Boisea trivittata commonly known as the boxelder bug is a North American insect named after its primary host, the boxelder tree.
Wherever you may find boxelder trees, from eastern Canada throughout the eastern United States; the bugs are likely to be there too.
They are also pests to maple and ash trees. They are however a bigger nuisance to homeowners than they are to agriculture.
These home invaders congregate in your walls and warm rooms, especially during cold months. When they are disturbed or agitated, they give off a foul odor that repels any potential threat to them. Apart from entering your home uninvited, these bugs also leave accumulated droppings and dead comrades all over the place and inside your walls.
Identifying The Pest
The adult is usually a dark brown to blackish color with three orange-red stripes. Two of them are on its side and join at the thorax while the other runs down the back of its head.
It measures about half an inch and has papery wings like the kind large roaches have. On the underside, an orange hue covers the bug’s abdomen. If you observe the back of the bug closely, you may see the slight formation of veins on its corium.
- the egg;
- the nymph;
- and the adult stages.
Often, this critter lays eggs on the leaves and seed pods of its primary host tree. In some instances, you might find them attached to the bark of the boxelder tree.
They are a yellowish cluster that begins to change color and turn red when the next stage forms.
After roughly two weeks, the eggs hatch into a nymph. The bug remains at this stage until fall when they start to become adults.
Interestingly only adults can survive cold weather seasons.
They live within the loose tree bark or invade your home until spring. In these warmer weathers, the bugs stay close to the ground feeding. They then begin their mating rituals after two weeks of warm weather.
To complete the cycle, females fly up the boxelder trees where they lay eggs.
Signs Of An Infestation
Like with many overwinter invaders, their presence is only noticeable as winter approaches.
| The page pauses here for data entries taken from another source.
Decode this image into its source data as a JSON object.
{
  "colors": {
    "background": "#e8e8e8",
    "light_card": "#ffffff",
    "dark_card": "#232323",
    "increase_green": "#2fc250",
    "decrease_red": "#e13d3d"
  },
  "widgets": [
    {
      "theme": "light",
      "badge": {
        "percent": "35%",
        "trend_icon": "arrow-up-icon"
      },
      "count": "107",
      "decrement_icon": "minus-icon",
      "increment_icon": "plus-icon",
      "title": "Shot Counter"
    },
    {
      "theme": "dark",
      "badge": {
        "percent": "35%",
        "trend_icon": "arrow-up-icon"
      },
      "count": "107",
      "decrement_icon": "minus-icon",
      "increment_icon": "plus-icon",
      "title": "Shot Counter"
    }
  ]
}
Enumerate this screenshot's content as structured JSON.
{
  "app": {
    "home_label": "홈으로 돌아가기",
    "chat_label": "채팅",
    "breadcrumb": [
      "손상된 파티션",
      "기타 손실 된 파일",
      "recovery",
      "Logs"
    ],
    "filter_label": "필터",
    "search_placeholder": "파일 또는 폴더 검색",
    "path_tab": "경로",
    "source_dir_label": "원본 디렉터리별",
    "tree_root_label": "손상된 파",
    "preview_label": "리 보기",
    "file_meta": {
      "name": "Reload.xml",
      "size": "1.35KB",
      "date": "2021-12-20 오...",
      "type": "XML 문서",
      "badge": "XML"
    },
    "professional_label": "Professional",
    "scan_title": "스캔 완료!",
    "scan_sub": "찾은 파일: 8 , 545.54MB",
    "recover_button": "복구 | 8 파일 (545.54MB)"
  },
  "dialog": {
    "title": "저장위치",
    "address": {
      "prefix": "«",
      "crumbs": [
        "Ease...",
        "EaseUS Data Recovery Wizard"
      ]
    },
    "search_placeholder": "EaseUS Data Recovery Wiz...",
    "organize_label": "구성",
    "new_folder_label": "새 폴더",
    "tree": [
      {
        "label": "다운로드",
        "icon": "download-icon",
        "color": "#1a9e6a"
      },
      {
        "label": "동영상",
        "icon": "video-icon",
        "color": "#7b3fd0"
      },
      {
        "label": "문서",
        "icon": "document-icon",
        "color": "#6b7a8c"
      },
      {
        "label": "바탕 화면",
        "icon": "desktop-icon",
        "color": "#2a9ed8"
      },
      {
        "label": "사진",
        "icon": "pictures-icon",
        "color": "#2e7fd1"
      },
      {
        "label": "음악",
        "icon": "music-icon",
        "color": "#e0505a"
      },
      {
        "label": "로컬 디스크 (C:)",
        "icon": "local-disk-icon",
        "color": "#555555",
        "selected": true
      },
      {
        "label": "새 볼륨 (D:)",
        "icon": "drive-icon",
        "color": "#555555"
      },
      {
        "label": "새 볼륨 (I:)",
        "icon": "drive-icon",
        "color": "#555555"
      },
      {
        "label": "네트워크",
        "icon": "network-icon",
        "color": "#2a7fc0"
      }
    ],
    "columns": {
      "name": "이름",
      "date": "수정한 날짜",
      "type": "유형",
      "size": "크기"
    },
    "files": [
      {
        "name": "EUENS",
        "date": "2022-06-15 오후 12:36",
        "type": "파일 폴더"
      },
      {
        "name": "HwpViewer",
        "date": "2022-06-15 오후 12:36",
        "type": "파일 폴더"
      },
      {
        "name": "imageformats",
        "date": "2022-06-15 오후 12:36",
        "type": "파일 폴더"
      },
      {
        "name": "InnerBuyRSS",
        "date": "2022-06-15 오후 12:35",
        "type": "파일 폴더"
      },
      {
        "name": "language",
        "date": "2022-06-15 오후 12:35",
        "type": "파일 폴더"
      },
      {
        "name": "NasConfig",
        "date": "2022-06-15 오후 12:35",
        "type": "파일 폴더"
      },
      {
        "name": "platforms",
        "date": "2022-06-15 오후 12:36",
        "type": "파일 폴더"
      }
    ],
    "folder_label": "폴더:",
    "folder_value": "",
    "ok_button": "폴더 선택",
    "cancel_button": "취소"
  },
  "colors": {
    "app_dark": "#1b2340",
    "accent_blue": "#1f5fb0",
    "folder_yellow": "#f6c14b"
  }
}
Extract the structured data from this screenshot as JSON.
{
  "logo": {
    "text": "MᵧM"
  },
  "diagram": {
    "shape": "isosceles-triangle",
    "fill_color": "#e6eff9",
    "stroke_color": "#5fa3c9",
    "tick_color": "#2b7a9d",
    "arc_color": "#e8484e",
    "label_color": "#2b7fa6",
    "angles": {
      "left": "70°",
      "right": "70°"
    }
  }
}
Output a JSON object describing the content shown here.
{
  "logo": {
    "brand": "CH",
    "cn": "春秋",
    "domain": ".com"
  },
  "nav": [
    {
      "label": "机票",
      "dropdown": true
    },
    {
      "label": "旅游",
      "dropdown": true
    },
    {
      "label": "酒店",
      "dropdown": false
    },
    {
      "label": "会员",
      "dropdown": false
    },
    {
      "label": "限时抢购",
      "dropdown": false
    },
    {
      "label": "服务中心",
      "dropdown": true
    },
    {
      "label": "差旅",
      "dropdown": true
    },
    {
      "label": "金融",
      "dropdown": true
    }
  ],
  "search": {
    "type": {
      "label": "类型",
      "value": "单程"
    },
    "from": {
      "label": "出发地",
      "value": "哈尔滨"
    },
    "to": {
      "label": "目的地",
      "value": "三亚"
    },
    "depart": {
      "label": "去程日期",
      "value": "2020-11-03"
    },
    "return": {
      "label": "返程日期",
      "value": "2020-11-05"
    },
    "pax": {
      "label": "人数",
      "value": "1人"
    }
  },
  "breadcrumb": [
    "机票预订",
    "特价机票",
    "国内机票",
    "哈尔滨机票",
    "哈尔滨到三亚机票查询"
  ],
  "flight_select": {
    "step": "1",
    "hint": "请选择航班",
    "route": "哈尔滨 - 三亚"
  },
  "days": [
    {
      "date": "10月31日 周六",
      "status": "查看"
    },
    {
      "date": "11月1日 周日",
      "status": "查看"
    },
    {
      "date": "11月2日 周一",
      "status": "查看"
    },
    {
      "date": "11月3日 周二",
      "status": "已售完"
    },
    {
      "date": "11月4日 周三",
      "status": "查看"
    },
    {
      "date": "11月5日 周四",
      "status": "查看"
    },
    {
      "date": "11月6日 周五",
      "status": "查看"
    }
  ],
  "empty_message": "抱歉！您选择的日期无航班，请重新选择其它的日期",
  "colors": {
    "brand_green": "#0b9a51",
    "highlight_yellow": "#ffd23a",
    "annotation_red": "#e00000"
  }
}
You might see these orange and black bugs around boxelder trees where they live during the warmer seasons.
If you leave your home during winter and return when the weather warms up, you may find some evidence that they were in your home.
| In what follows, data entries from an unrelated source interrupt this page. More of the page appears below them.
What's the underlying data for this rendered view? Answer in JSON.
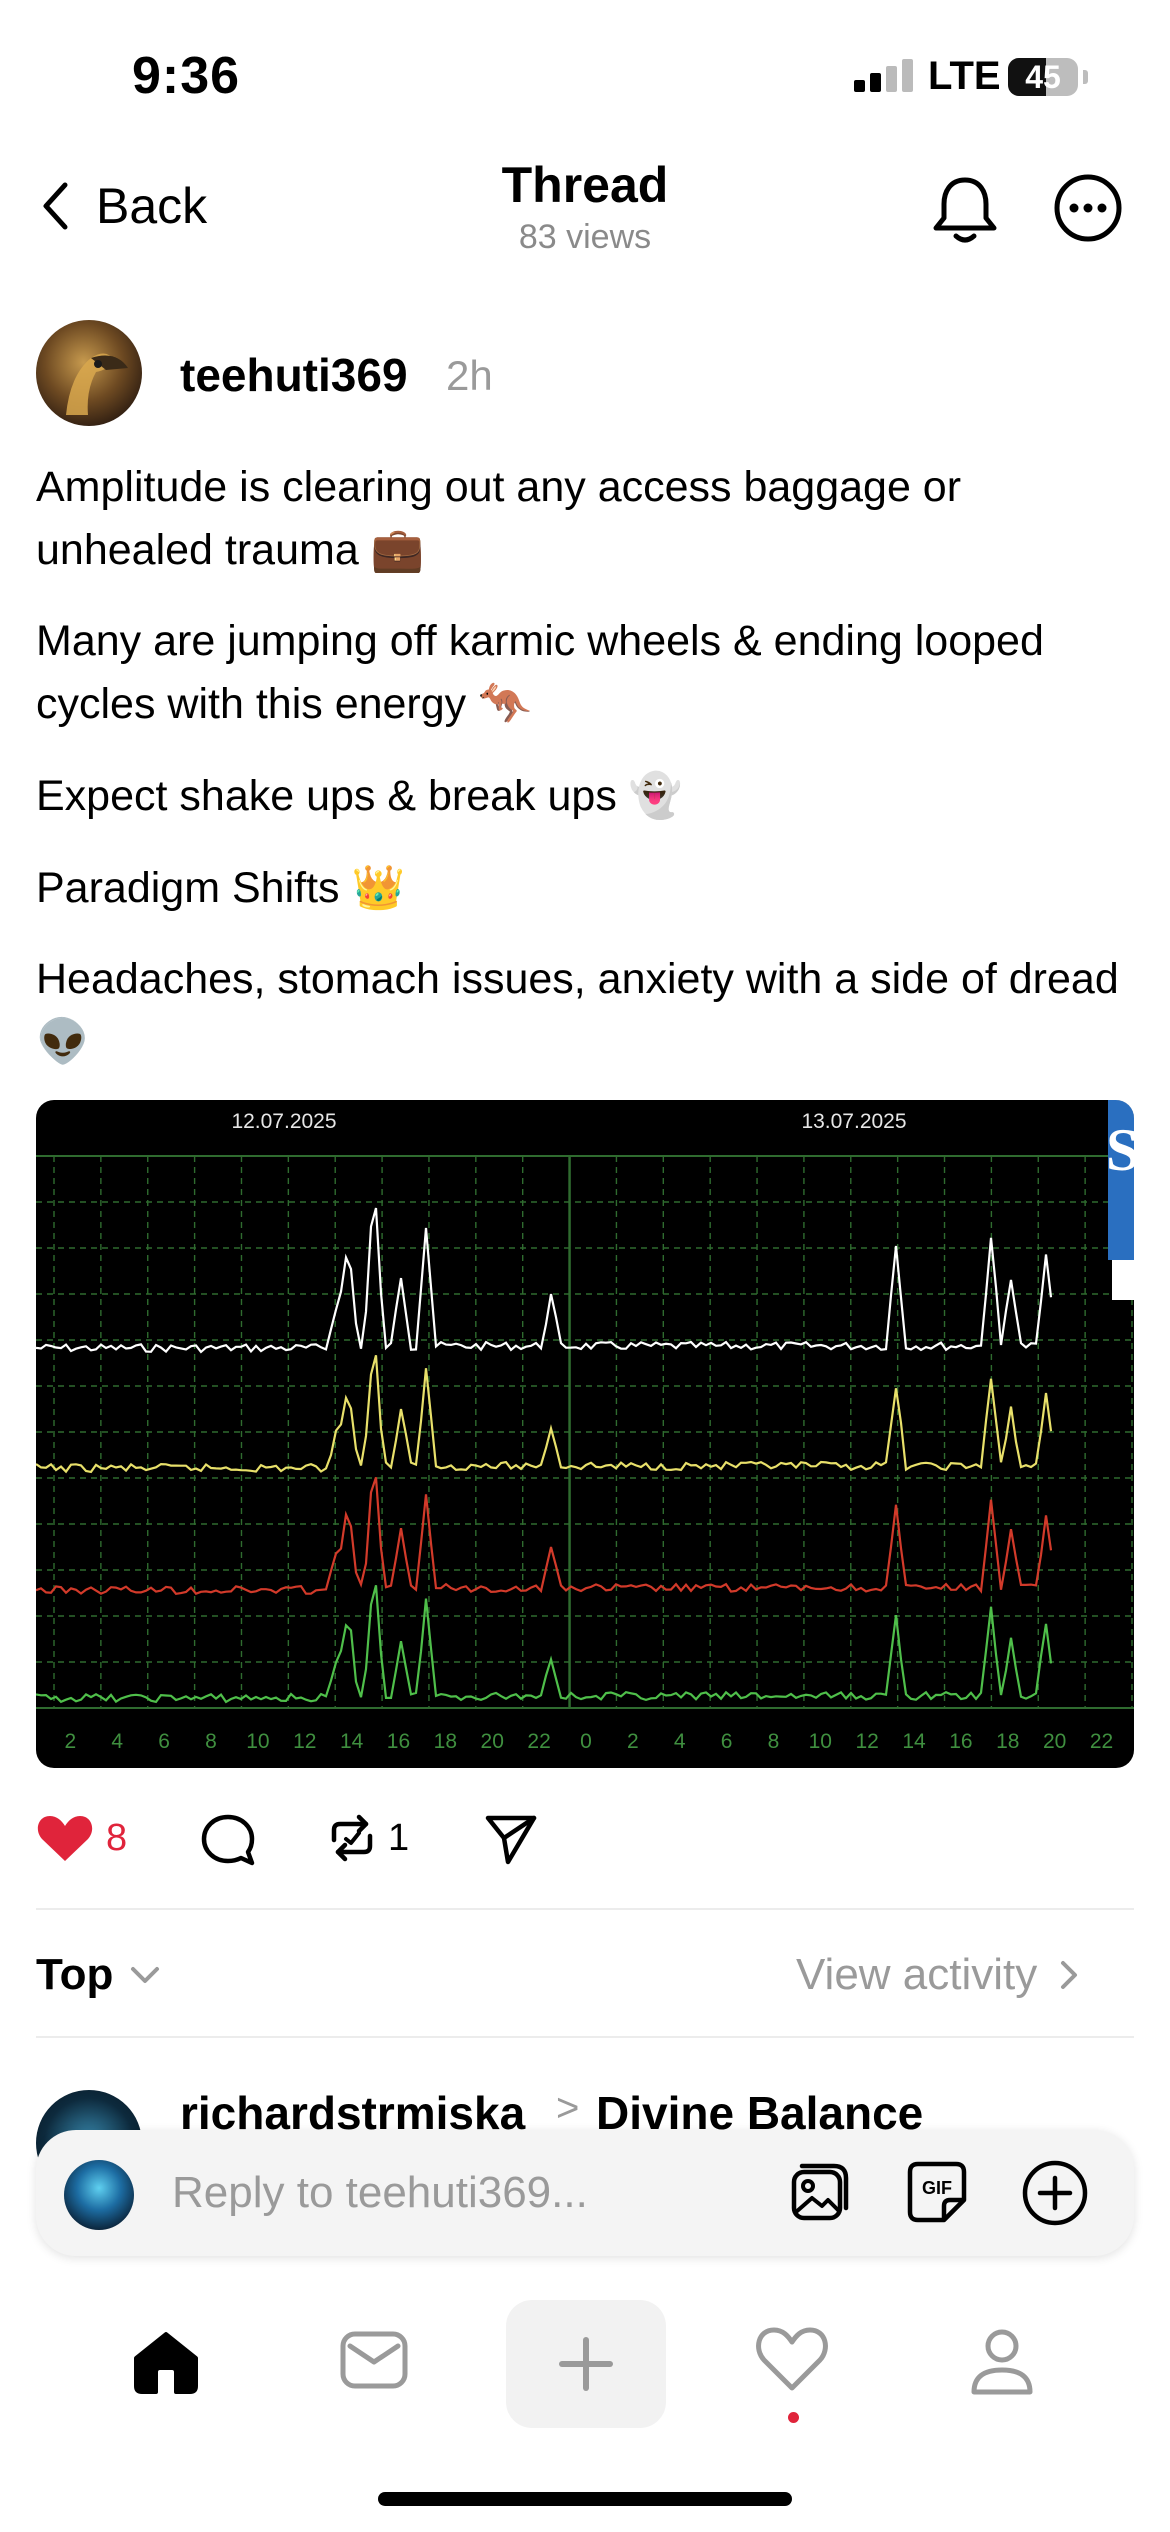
{
  "status_bar": {
    "time": "9:36",
    "network": "LTE",
    "battery": "45"
  },
  "header": {
    "back_label": "Back",
    "title": "Thread",
    "views": "83 views"
  },
  "post": {
    "username": "teehuti369",
    "time": "2h",
    "paragraphs": [
      {
        "text": "Amplitude is clearing out any access baggage or unhealed trauma",
        "emoji": "💼"
      },
      {
        "text": "Many are jumping off karmic wheels & ending looped cycles with this energy",
        "emoji": "🦘"
      },
      {
        "text": "Expect shake ups & break ups",
        "emoji": "👻"
      },
      {
        "text": "Paradigm Shifts",
        "emoji": "👑"
      },
      {
        "text": "Headaches, stomach issues, anxiety with a side of dread",
        "emoji": "👽"
      }
    ],
    "image": {
      "dates": [
        "12.07.2025",
        "13.07.2025"
      ],
      "hour_ticks": [
        "2",
        "4",
        "6",
        "8",
        "10",
        "12",
        "14",
        "16",
        "18",
        "20",
        "22",
        "0",
        "2",
        "4",
        "6",
        "8",
        "10",
        "12",
        "14",
        "16",
        "18",
        "20",
        "22"
      ],
      "corner_text": "S",
      "series_colors": [
        "#ffffff",
        "#e8e06a",
        "#d23a2a",
        "#4fbf4a"
      ],
      "grid_color": "#2f6b2f"
    },
    "likes": "8",
    "reposts": "1"
  },
  "sort": {
    "label": "Top",
    "view_activity": "View activity"
  },
  "reply_preview": {
    "username": "richardstrmiska",
    "separator": ">",
    "community": "Divine Balance"
  },
  "composer": {
    "placeholder": "Reply to teehuti369..."
  },
  "colors": {
    "accent_red": "#e0243b",
    "muted_text": "#9a9a9a"
  }
}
Jars of flour or dry seeds that were left accessible may contain the bugs droppings or their dead relatives.
Where They Live and What They Eat
These tiny orange bugs tend to migrate depending on the temperatures.
During hot weathers like the start of spring throughout summer, they inhabit trees and scourge the ground for food.
When the weather gets cooler from late fall to winter, they migrate to warmer areas. These include houses and garages, typically anywhere where human inhabitants have developed heating and are shielded from the cold.
Prevention And Control
The best way to avoid an infestation is by sealing and repairing all the crevices and entry points that they may use to invade your home.
Alternatively, you could fumigate outdoor locations holding these bugs to prevent them from making their way into your home.
Getting rid of these bugs once they invade your home is a whole other affair.
If you choose to kill them while they inhabit your building, you may end up attracting dermestid beetles. Instead, use a vacuum cleaner to suck them up and provide some relief from their invasion.
After sealing and repairing potential entry points, eliminate any debris or places that these bugs could gather.
Other ways to prevent their invasion is by spraying trees and different outdoor habitats with horticultural oil when they begin to emerge.
Habits of The Boxelder Bugs
Their tendency to gather in large numbers is one of their unique practices.
Imagine these little black and red bugs taking over your home in large colonies. Apart from irritating the owner, they can cause damage to your plants and probably contaminate food.
On top of that, these critters are EVERYWHERE.
They are a source of contamination and can be quite disturbing to be around, especially if they release their foul smell.
As the cold approaches, they swarm in colonies to warmer spaces like your well-heated homes. They prefer the sun-facing sides of the building where they gather or female trees.
Although they are a minor agricultural pest, these bugs can cause cosmetic damage to fruits like peaches, apples or grapes during summer.
In conclusion, the boxelder bug can be troublesome to deal with.
The best way to save yourself from the horror that they bring is sealing off any entry points in your home.
Keep in mind that in winter, they make themselves comfortable at your own expense, colonizing your rooms and other inhabited spaces.
What Problems Can Boxelder Bugs Cause?
They are a nuisance to have around your home and can cause damage to your plants. They are also considered agricultural pests.
What Are The Habits Of The Boxelder Bug?
These bugs like to swarm together in colonies.
You will notice them gather on malls or floors if they invade your home. They like to migrate depending on the season and outside temperatures.